    • Start: The distance from the center of the image circle to the edge where the nadir correction starts to be applied.

3.3. Rectilinear to Equirectangular

  • Interpolation: The method used to sample the input image.

  • FOV: These parameters control the transform.

    • Horizontal FOV: The horizontal field of view the rectilinear image should occupy.

    • Vertical FOV: The vertical field of view the rectilinear image should occupy.

4. Cameras

The effects have been tested with two cameras: Ricoh Theta SC and Garmin VIRB. Due to the processing power required to stitch video, neither produces 360 video straight out of camera, but both can be imported and edited in Blender.

4.1. Ricoh Theta 360

The Ricoh Theta produces a single video stream with the images from the two lenses on the left and right side of the frame.
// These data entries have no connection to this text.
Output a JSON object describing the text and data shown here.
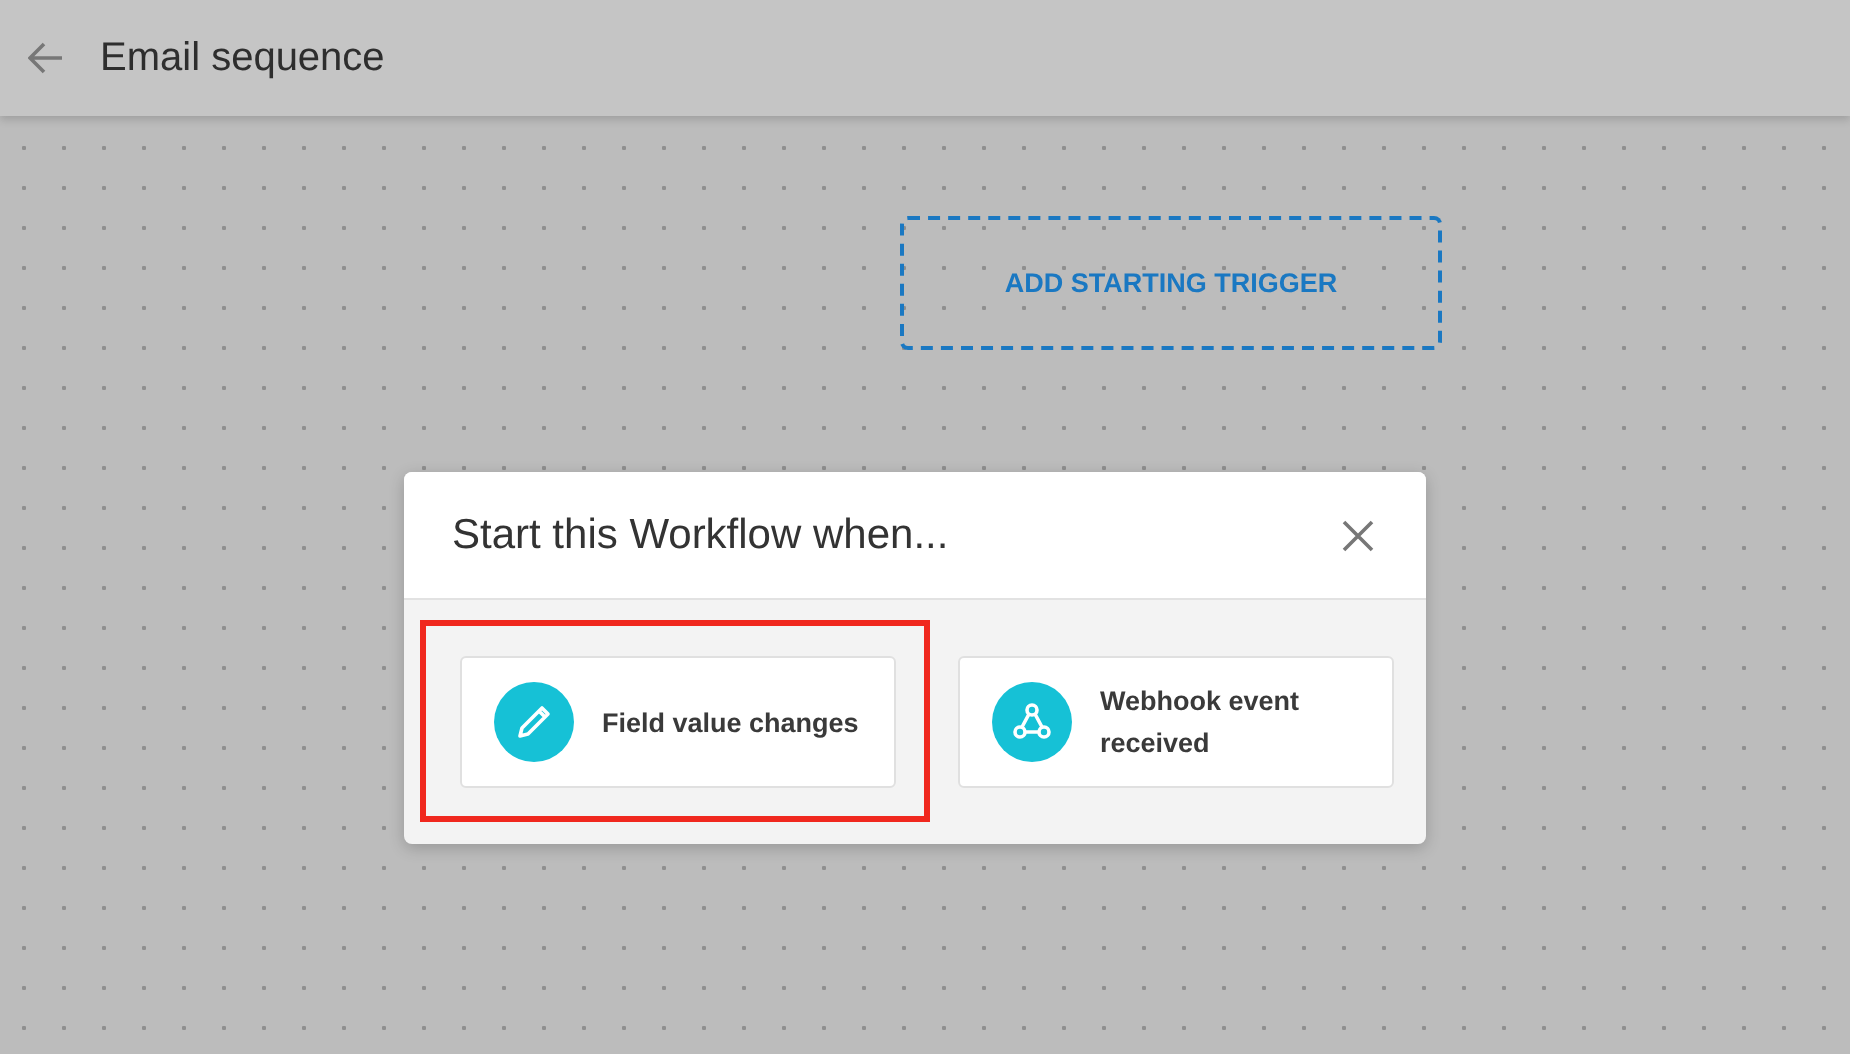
{
  "header": {
    "title": "Email sequence"
  },
  "canvas": {
    "trigger_button": "ADD STARTING TRIGGER"
  },
  "dialog": {
    "title": "Start this Workflow when...",
    "options": [
      {
        "kind": "pencil",
        "label": "Field value changes",
        "highlighted": true
      },
      {
        "kind": "webhook",
        "label": "Webhook event received",
        "highlighted": false
      }
    ]
  }
}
Just add a Hemisphere-to-Equirectangular effect strip.

4.2. Garmin VIRB 360

The VIRB 360 outputs two movie streams when operating in high-resolution mode. This means we have to pre-process the data a little bit before we can transform it into an equirectangular image. Example images taken from DC Rainmaker[f][1]

First, create a movie with a 2:1 aspect ratio, like 4096 by 2048. Then add the two movies. They will show up horizontally stretched and centered.
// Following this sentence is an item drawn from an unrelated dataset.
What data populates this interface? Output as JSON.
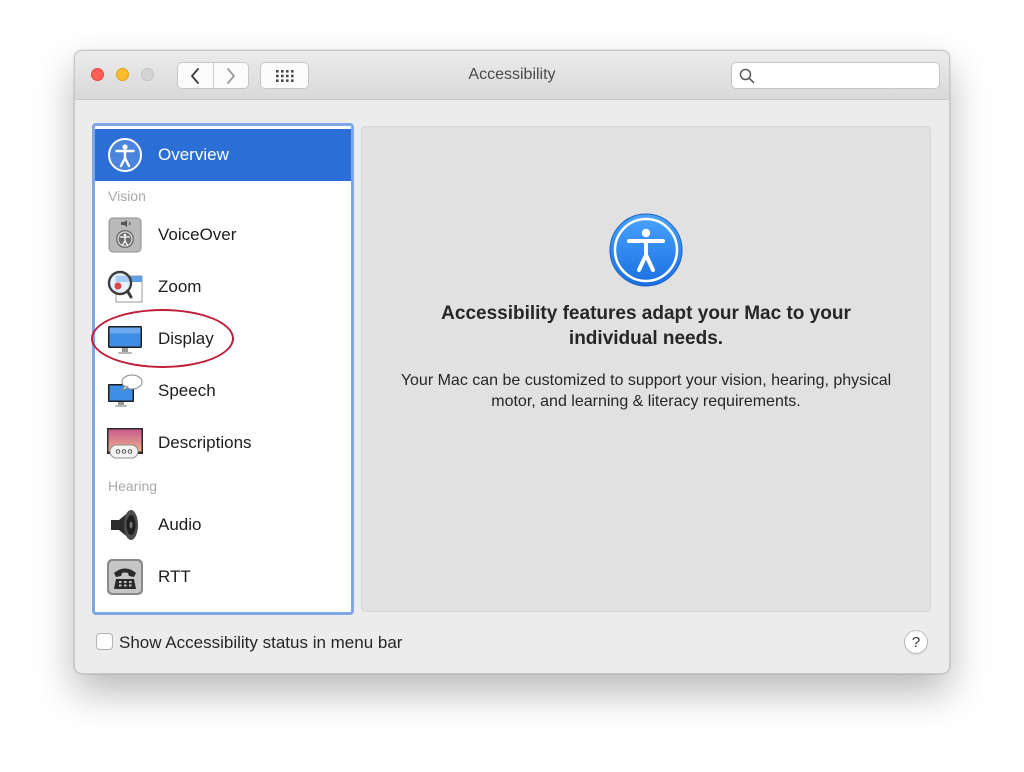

Apply a Transform effect strip to the front movie that scales it horizontally by 0.5 and moves it to the right.

Do the same to the back movie, but move it to the left.

Then combine the two streams using an Alpha Over effect.

Finally, convert to equirectangular. Set the front and back centers to 0.75,0.5 and 0.25,0.5, respectively. Since both clips are right side up, the Up value should be 0.0 for both. I don't know what the field of view parameters are for this lens, so you'll have to use trial and error to line up the two hemispheres.

5. Audio

Blender doesn't appear to have any support for spatial audio, and I'm not much of a sound guy, so I have to pass on this topic.

6. Publishing

In order to have your 360 video recognized as 360 video by Facebook or YouTube, you need to add the right metadata to it. Render to MP4, and use Google's Spatial Media Metadata Injector[h] to add the metadata.

Footnotes

[1]

See FAQ: Can I use your photos[g] for usage rights.

[a]

https://www.blender.org/

[b]

https://docs.blender.org/manual/en/dev/editors/vse/introduction.html

[c]

https://bitbucket.org/leo_sutic/blender/branch/blender-360-video

[d]

https://bitbucket.org/leo_sutic/blender

[e]

https://en.wikipedia.org/wiki/Fisheye_lens#Fisheye_lens

[f]

https://www.dcrainmaker.com/2017/05/garmin-virb-360-action-cam-review.html

[g]

https://www.dcrainmaker.com/faq#can-i-use-your-photos

[h]

https://github.com/google/spatial-media/releases/tag/v2.0